__About this task__
The answer should consist of each line below that contains the word "title".

__Listed records__

········

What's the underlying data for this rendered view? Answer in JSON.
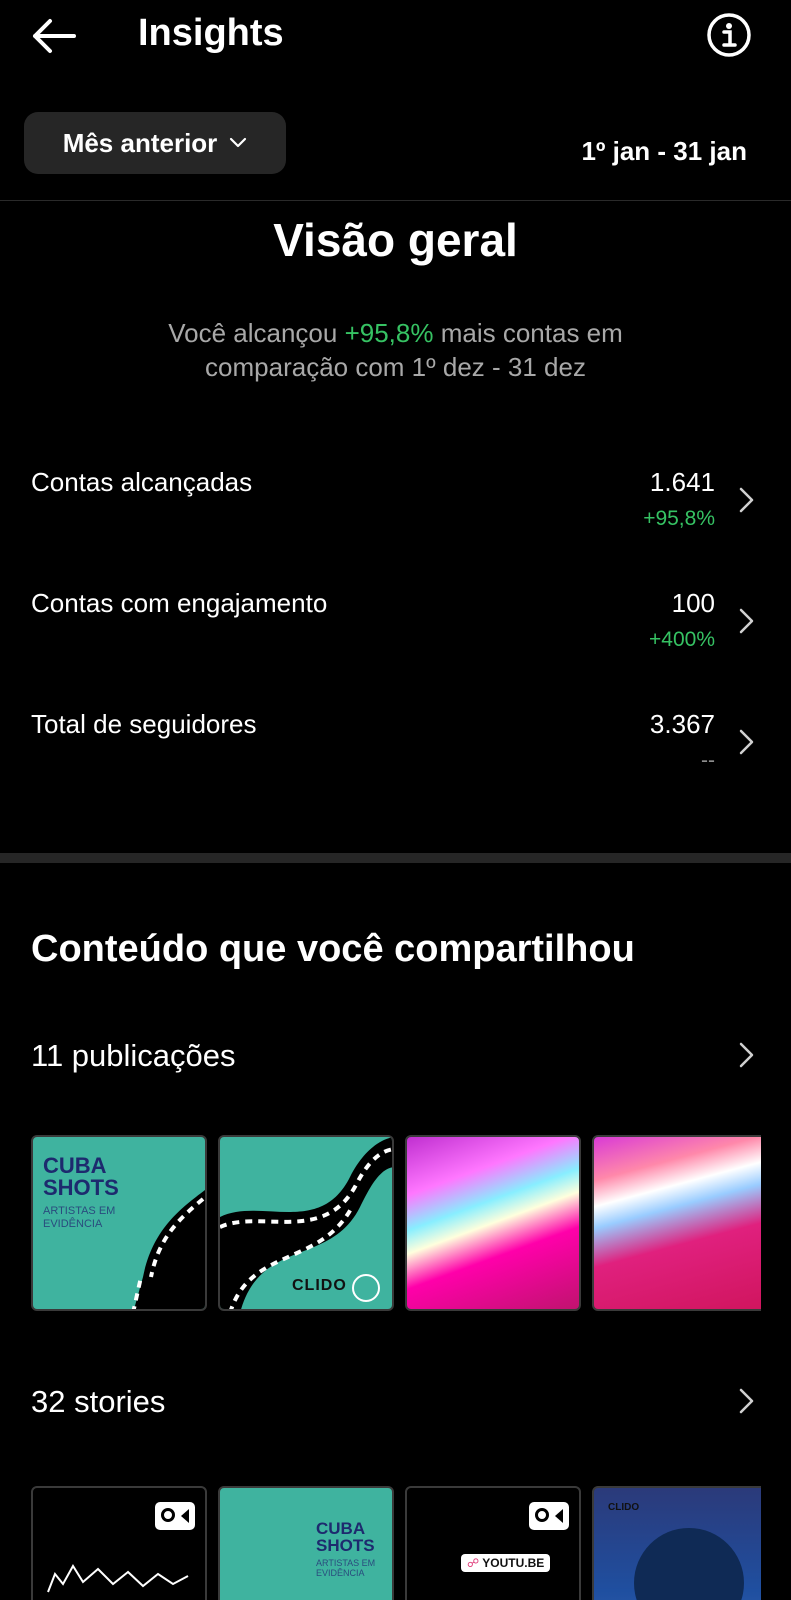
{
  "header": {
    "title": "Insights",
    "back_icon": "arrow-left-icon",
    "info_icon": "info-icon"
  },
  "filter": {
    "period_label": "Mês anterior",
    "date_range": "1º jan - 31 jan"
  },
  "overview": {
    "title": "Visão geral",
    "summary_prefix": "Você alcançou",
    "summary_highlight": "+95,8%",
    "summary_suffix": "mais contas em comparação com 1º dez - 31 dez",
    "metrics": [
      {
        "label": "Contas alcançadas",
        "value": "1.641",
        "delta": "+95,8%"
      },
      {
        "label": "Contas com engajamento",
        "value": "100",
        "delta": "+400%"
      },
      {
        "label": "Total de seguidores",
        "value": "3.367",
        "delta": "--"
      }
    ]
  },
  "content": {
    "title": "Conteúdo que você compartilhou",
    "posts_label": "11 publicações",
    "stories_label": "32 stories",
    "post_thumbs": [
      {
        "line1": "CUBA",
        "line2": "SHOTS",
        "sub1": "ARTISTAS EM",
        "sub2": "EVIDÊNCIA"
      },
      {
        "logo": "CLIDO"
      }
    ],
    "story_thumbs": [
      {
        "badge": "video-icon"
      },
      {
        "line1": "CUBA",
        "line2": "SHOTS",
        "sub1": "ARTISTAS EM",
        "sub2": "EVIDÊNCIA"
      },
      {
        "badge": "video-icon",
        "link": "YOUTU.BE"
      },
      {
        "logo": "CLIDO"
      }
    ]
  },
  "colors": {
    "background": "#000000",
    "positive": "#36c263",
    "muted": "#a8a8a8",
    "teal": "#3fb39f"
  }
}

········

__Written response__
    "title": "Insights",
    "title": "Visão geral",
    "title": "Conteúdo que você compartilhou",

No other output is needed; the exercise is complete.